SO lovingly the clouds caress his head, —
The mountain-monarch ; he, severe and hard,
With white face set like flint horizon-ward ;
They weaving softest fleece of gold and red,
And gossamer of airiest silver thread,
To wrap his form, wind-beaten, thunder-scarred.
They linger tenderly, and fain would stay,
Since he, earth-rooted, may not float away.
He upward looks, but moves not ; wears their hues ;
Draws them unto himself; their beauty shares ;
And sometimes his own semblance seems to lose,
His grandeur and their grace so interfuse ;
And when his angels leave him unawares,
A sullen rock, his brow to heaven he bares.


The pioneer of a great company
That wait behind him, looking toward the east,—
Mighty ones all, down to the nameless least, —
Though after him none dares to press, where he
With bent head listens to the minstrelsy
Of far waves chanting to the moon, their priest.
What vision beckons, when that rhythm has ceased ?
What whiteness of the unapproachable sea ?
Hoary Chocorua guards his mystery well.
He pushes back his fellows, lest they hear
The yearning secret he apart must tell
To his lone self, in the sky-silence clear.
A shadowy, cloud-cloaked wraith, with shoulders bowed,
He steals, conspicuous, from the mountain crowd.


A little lake, that in a quiet place,
Bordered with green home-fields and forest pines,
Seems to lie dreaming, rippled with soft lines
That glide like smiles across a sleeping face.

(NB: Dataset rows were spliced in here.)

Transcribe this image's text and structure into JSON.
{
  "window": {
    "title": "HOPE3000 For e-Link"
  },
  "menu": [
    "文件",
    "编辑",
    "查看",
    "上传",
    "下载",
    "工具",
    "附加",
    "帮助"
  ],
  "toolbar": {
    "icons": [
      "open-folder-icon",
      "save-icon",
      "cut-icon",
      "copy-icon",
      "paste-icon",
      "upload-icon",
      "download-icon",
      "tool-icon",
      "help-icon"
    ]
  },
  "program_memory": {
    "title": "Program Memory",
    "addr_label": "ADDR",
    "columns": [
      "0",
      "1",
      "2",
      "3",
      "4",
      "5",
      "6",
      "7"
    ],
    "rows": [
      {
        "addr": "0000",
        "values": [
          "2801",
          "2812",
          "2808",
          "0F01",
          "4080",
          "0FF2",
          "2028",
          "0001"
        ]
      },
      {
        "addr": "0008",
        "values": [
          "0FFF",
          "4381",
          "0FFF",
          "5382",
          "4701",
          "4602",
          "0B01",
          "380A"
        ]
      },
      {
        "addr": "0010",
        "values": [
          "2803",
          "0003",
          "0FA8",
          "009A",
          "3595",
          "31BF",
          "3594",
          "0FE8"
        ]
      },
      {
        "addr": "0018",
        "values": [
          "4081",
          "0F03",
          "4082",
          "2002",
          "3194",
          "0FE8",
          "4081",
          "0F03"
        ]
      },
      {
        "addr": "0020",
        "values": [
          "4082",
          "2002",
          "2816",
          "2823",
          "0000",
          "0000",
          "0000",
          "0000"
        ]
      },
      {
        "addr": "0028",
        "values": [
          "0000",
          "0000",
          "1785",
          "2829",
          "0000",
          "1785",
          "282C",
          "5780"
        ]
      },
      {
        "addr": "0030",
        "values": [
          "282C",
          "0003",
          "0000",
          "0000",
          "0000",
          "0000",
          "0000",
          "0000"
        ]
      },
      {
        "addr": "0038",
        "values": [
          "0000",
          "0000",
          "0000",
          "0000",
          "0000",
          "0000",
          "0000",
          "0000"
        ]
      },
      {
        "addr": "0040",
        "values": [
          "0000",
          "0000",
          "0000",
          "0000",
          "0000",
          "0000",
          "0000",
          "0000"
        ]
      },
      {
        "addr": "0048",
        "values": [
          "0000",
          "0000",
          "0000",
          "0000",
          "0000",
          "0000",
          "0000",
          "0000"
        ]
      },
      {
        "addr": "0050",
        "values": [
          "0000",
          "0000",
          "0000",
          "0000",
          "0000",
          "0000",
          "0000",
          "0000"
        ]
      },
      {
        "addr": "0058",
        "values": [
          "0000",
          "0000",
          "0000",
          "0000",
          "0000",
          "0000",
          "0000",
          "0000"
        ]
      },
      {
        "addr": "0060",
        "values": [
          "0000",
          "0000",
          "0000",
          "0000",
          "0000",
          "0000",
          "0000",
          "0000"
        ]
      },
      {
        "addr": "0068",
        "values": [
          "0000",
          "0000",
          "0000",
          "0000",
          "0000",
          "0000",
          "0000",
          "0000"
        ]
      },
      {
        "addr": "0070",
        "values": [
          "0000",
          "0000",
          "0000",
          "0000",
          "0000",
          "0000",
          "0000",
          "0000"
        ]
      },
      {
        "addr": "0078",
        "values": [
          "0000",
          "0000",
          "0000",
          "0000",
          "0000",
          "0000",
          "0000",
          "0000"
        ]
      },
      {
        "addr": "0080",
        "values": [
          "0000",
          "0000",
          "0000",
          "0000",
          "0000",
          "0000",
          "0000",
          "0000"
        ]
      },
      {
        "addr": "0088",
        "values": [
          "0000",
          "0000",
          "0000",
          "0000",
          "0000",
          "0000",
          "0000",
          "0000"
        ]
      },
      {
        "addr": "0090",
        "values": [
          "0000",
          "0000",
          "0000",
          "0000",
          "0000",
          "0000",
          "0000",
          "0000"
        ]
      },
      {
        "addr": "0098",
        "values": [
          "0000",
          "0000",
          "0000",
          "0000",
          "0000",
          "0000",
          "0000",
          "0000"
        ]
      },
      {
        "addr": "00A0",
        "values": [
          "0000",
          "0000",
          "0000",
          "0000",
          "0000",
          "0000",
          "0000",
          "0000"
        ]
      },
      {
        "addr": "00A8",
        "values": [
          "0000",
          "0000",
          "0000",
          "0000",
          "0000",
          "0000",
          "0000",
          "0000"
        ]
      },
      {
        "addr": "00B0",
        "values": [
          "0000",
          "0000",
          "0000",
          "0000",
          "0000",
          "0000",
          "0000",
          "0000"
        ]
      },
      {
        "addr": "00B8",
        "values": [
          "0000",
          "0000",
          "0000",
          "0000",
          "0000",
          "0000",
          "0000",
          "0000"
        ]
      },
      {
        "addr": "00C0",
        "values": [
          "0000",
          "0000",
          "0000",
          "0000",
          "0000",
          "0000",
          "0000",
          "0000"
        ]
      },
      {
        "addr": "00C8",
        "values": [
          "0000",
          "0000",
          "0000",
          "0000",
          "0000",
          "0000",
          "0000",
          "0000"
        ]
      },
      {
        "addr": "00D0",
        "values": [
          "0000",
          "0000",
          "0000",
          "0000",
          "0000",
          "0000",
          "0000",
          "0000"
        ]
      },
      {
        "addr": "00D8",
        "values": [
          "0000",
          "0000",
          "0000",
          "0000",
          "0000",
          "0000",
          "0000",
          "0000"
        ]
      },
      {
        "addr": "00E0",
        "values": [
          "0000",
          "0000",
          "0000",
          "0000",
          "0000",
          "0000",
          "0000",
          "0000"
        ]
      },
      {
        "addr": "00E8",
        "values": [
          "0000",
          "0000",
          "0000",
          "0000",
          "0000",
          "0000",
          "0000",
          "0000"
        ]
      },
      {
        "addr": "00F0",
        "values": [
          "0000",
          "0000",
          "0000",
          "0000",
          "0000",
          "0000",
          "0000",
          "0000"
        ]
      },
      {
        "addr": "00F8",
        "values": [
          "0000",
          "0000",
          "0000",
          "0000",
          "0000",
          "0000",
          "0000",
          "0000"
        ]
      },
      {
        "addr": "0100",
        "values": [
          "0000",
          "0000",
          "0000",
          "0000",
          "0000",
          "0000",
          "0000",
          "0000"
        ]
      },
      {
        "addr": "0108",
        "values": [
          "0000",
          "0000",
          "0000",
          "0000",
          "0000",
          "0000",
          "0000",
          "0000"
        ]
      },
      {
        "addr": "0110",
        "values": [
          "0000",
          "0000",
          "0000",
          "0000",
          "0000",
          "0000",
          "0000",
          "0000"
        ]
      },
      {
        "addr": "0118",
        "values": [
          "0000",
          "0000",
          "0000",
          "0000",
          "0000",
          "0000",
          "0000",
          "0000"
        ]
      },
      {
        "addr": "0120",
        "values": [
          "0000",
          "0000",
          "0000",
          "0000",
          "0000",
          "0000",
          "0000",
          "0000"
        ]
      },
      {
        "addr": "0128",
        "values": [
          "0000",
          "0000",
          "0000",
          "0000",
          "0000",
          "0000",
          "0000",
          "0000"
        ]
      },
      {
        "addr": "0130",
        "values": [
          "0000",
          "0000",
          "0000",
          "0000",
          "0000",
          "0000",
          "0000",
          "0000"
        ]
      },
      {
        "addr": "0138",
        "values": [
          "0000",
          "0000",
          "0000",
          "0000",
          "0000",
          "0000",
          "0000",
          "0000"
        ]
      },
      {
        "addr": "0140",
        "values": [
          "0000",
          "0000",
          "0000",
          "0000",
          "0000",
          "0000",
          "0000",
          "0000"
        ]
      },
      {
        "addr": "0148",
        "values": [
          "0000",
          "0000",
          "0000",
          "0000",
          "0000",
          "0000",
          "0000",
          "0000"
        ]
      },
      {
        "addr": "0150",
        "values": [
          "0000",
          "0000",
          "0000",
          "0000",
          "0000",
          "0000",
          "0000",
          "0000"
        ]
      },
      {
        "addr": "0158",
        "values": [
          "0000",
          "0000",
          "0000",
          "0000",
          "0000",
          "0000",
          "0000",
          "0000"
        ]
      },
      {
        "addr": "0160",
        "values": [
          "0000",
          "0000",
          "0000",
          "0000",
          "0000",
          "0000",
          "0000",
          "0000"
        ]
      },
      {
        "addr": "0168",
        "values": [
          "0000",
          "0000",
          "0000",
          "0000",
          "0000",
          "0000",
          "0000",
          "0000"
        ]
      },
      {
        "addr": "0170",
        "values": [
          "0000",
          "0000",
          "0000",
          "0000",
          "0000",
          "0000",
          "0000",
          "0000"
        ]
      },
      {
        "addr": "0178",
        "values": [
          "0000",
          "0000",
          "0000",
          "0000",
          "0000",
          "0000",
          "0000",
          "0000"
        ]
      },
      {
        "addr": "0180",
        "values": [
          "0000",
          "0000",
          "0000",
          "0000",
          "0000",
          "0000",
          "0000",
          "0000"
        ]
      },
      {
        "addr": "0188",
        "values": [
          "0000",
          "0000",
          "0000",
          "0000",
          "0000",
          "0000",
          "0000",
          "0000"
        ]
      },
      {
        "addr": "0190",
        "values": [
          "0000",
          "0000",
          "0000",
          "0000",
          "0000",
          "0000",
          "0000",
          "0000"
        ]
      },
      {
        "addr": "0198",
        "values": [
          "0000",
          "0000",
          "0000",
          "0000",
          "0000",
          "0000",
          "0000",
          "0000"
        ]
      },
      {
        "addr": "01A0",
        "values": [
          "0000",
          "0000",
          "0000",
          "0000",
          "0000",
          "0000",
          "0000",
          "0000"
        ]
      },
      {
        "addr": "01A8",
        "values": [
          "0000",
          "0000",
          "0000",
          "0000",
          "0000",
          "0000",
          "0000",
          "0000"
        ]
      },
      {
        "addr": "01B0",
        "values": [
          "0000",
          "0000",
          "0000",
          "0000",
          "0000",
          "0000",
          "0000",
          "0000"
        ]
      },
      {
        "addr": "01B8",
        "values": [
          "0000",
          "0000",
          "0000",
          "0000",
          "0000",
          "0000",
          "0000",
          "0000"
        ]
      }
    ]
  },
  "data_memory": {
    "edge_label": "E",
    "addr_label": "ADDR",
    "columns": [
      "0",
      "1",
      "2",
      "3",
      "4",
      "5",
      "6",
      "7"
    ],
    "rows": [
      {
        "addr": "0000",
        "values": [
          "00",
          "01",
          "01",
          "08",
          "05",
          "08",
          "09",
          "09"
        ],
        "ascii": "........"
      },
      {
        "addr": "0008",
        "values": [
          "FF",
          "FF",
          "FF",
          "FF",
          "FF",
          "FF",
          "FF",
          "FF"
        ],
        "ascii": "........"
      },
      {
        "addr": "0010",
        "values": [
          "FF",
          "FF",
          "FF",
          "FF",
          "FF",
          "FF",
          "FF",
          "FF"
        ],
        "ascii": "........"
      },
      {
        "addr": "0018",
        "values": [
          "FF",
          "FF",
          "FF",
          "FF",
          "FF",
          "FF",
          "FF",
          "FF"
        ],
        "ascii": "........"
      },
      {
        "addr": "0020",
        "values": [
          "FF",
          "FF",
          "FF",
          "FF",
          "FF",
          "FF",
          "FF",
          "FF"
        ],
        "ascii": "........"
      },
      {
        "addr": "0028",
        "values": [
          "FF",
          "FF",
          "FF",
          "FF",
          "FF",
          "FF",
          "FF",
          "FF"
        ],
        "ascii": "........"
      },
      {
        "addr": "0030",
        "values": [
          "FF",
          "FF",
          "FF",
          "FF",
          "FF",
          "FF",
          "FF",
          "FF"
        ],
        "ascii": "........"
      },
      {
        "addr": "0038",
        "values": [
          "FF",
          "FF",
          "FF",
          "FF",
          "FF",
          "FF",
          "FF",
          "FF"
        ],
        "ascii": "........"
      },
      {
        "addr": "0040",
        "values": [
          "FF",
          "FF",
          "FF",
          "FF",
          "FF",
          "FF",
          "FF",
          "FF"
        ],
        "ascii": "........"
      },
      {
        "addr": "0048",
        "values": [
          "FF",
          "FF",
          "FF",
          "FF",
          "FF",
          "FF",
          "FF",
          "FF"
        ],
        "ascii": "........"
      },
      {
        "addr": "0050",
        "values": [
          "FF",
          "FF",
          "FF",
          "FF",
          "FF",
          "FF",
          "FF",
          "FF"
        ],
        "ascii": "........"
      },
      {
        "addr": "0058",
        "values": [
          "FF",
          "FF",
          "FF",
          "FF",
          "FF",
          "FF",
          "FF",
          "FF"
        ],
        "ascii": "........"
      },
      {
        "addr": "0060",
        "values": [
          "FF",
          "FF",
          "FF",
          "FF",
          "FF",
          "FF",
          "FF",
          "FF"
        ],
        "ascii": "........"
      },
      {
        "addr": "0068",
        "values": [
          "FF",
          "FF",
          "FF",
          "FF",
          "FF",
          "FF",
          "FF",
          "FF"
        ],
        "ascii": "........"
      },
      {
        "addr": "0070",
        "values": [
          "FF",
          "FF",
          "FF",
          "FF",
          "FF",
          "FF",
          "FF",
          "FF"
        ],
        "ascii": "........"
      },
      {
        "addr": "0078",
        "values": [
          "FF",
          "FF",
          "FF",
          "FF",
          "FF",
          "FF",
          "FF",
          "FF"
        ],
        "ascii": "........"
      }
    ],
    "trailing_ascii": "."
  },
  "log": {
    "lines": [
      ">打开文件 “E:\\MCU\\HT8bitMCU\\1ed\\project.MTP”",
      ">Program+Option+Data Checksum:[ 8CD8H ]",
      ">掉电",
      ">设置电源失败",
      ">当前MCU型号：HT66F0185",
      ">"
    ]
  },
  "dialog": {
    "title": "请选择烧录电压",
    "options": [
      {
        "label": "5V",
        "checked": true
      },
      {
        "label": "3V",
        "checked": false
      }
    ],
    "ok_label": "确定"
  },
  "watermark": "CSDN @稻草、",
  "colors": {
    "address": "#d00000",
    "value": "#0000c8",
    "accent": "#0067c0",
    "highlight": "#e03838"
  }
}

In the lake’s depth an outline vague you trace ;
A shadowy mountain on its breast reclines ;
And tremulous with the wonder of its dream
A shape sublime it makes that image seem. —
So is the greatest man not half so great
In wise men’s thoughts, or the world’s wondering eye,
Crowned with a grandeur sure to isolate,
As in some heart where he may mirrored lie; —
He finding in that distant nearness rest;
She with her grand illusion more than blest.
Lucy Larcom